The lawsuit against the Utah Legislature followed swiftly, filed in March of 2022, bringing the argument to the state’s highest court. In the courtroom, both the plaintiffs and defendants used the Utah Constitution as the lifeline for their arguments. The first of two points that pervaded the hearing focused on the repeal of Proposition 4, an unconstitutional breach of legislative power.
From my perspective sitting on a courtroom bench, the defendants’ arguments appeared very circular and circumspect. When the attorney representing the defendants argued that citizens looking to reform government must do so through the amendment process as opposed to through initiatives, Justices countered with a reminder that the process of proposing an amendment is guarded by the Legislature and restricted to the people.

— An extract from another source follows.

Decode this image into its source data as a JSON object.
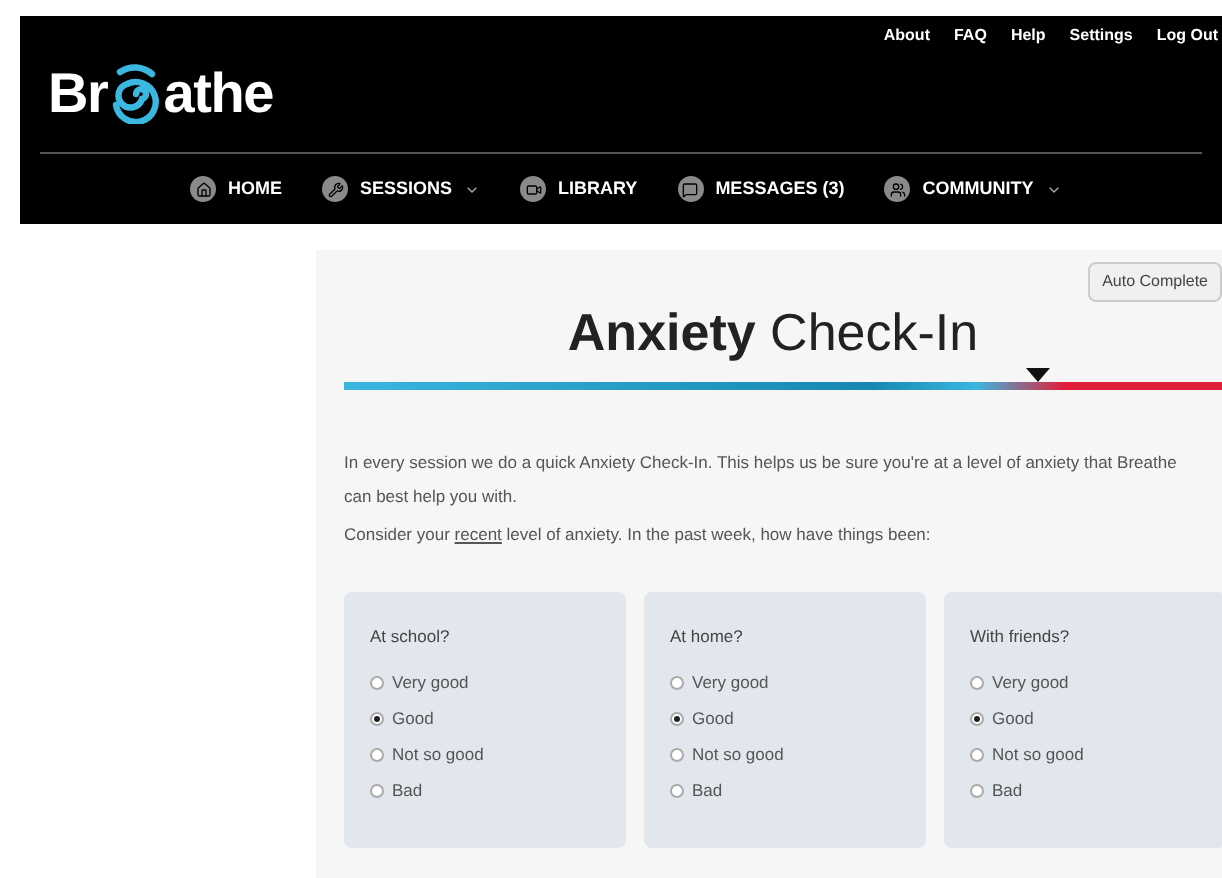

The Legislature urges people to organize initiative power in the way our forefathers sought, but not before asking them to be so kind as to swallow back their proposals and direct their complaints towards the proper channels. Advocate for an amendment that won’t be touched, talk into the already blocked ear of a legislature whose seat is saved and kept warm by the very redistricting plans the voters aim to strike down, maybe make a poster or two. It’s a cycle the Justices themselves prodded at, pointing out that the Utah Constitution provides no limitations to the legislature’s power to repeal, making it virtually impossible for reform they disagree with to ever take shape.
This conjures the heart of the case: whose jurisdiction is it anyways? Defendants tried to argue that upholding an independent redistricting commission of non-legislators is anti-democratic, but what’s so democratic about having legislators draw the boundaries that will secure an election in their favor? Political motive cannot be extricated from drawing political lines, no matter who draws them, but a minority, largely made up of civilians, advocating for its demographic pales in comparison to a reigning majority eliminating any semblance of competition.

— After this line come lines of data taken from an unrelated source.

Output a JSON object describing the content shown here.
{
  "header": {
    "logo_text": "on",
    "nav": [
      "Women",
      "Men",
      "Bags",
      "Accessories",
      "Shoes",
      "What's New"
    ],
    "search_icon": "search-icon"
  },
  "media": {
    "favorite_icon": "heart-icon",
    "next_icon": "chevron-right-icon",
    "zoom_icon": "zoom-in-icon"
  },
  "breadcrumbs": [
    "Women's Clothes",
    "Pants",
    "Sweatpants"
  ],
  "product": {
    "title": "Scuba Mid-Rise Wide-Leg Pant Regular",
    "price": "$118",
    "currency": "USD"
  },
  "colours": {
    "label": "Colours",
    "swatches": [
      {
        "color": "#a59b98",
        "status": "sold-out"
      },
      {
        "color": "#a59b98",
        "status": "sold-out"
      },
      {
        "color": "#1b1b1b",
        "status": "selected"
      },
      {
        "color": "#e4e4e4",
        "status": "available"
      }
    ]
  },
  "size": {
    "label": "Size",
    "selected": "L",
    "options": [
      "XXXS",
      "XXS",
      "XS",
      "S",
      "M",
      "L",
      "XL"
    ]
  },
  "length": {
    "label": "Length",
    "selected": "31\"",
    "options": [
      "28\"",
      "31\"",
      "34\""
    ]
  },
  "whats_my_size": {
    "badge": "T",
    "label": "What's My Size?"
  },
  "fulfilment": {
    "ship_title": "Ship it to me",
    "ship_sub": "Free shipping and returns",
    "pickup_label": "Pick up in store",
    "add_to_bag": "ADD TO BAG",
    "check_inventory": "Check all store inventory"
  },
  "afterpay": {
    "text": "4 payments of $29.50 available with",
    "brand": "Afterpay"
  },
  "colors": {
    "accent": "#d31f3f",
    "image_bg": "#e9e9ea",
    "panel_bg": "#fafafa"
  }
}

It’s important to remember the UIRC is not exempt from legislative review, as each commissioner has to be appointed by officers such as the governor, the speaker of the house of representatives or the president of the Senate. In order to be eligible, commissioners must also either be employed by the legislature or hold an elective office.
What surprised me was that the legislative defendants did not separate themselves from a narrative of gerrymandering or denounce the allegations presented. Instead legislators scraped together excerpts and antiquated anecdotes of 19th century government to argue they were well within their constitutional rights to manipulate lines. This approach only extends the validity of the plaintiffs’ argument that redistricting efforts is a blatant violation of the Utah constitution’s Free Elections Clause, the state’s basis for a functioning democracy.

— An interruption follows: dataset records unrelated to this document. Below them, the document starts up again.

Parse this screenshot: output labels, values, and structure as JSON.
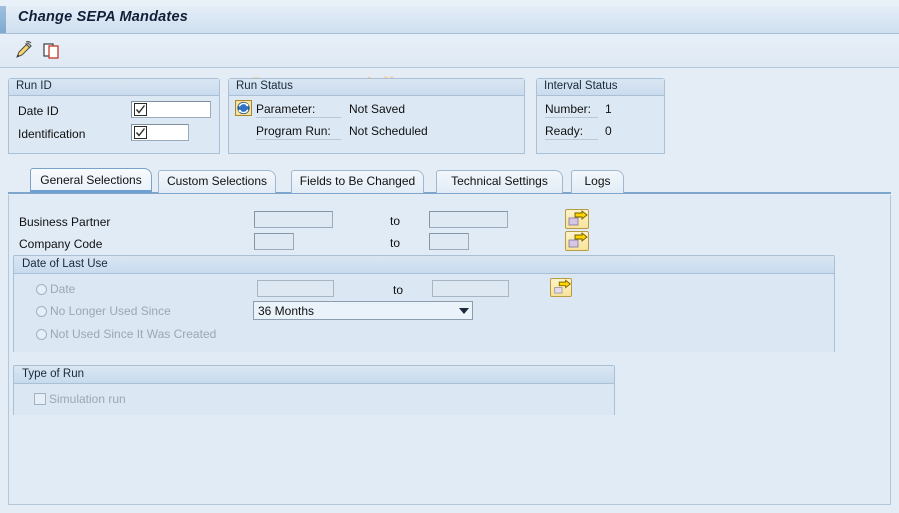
{
  "window": {
    "title": "Change SEPA Mandates"
  },
  "toolbar": {
    "buttons": [
      {
        "name": "edit-icon",
        "label": "Change",
        "icon": "pencil-icon"
      },
      {
        "name": "copy-icon",
        "label": "Copy",
        "icon": "copy-icon"
      }
    ]
  },
  "watermark": {
    "text": "© www.tutorialkart.com",
    "color": "#f3cfa3"
  },
  "run_id_panel": {
    "title": "Run ID",
    "fields": [
      {
        "label": "Date ID",
        "value": "",
        "icon": "checkbox-check-icon"
      },
      {
        "label": "Identification",
        "value": "",
        "icon": "checkbox-check-icon"
      }
    ]
  },
  "run_status_panel": {
    "title": "Run Status",
    "icon": "refresh-status-icon",
    "rows": [
      {
        "label": "Parameter:",
        "value": "Not Saved"
      },
      {
        "label": "Program Run:",
        "value": "Not Scheduled"
      }
    ]
  },
  "interval_status_panel": {
    "title": "Interval Status",
    "rows": [
      {
        "label": "Number:",
        "value": "1"
      },
      {
        "label": "Ready:",
        "value": "0"
      }
    ]
  },
  "tabs": [
    {
      "label": "General Selections",
      "active": true
    },
    {
      "label": "Custom Selections",
      "active": false
    },
    {
      "label": "Fields to Be Changed",
      "active": false
    },
    {
      "label": "Technical Settings",
      "active": false
    },
    {
      "label": "Logs",
      "active": false
    }
  ],
  "selection_rows": [
    {
      "label": "Business Partner",
      "from_value": "",
      "to_label": "to",
      "to_value": "",
      "multi_select_icon": "multi-select-arrow-icon"
    },
    {
      "label": "Company Code",
      "from_value": "",
      "to_label": "to",
      "to_value": "",
      "multi_select_icon": "multi-select-arrow-icon"
    }
  ],
  "date_of_last_use": {
    "title": "Date of Last Use",
    "options": [
      {
        "label": "Date",
        "selected": false,
        "enabled": false
      },
      {
        "label": "No Longer Used Since",
        "selected": false,
        "enabled": false
      },
      {
        "label": "Not Used Since It Was Created",
        "selected": false,
        "enabled": false
      }
    ],
    "date_from": "",
    "to_label": "to",
    "date_to": "",
    "multi_select_icon": "multi-select-arrow-icon",
    "period_dropdown": {
      "value": "36 Months",
      "options": [
        "36 Months"
      ]
    }
  },
  "type_of_run": {
    "title": "Type of Run",
    "checkbox": {
      "label": "Simulation run",
      "checked": false,
      "enabled": false
    }
  },
  "colors": {
    "title_text": "#121f38",
    "panel_bg": "#dce8f4",
    "content_bg": "#e1ebf5",
    "border": "#a9c0d6",
    "tab_active_underline": "#6f9fd0",
    "accent_yellow": "#f6e49a"
  }
}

Though defendants asserted redistricting cannot be seen as a violation because it doesn’t prevent people from accessing a ballot, what’s incentivizing a member of the minority party to vote knowing their ballot is ultimately inconsequential amid a cracked county?
Hope still remains, as the Legislature’s clinging to the 2019 Supreme Court ruling that state maps aren’t within federal purview may have undermined the argument of state jurisdiction, or lack thereof. Because federal courts are now barred from intervening in cases of state gerrymandering, state courts are now the stage for challenging redistricting, with many states bringing similar cases of gerrymandering to their supreme courts over the past few months.
Though the Utah Supreme Court has given no indication of any future ruling to come on this case, keep in mind that maintaining a democracy is a priority met with more and more scrutiny and attention every day, and that power for governmental reform remains an inherent right that will endure. Elections, like everything else, require boundaries, but you deserve to have a say in yours.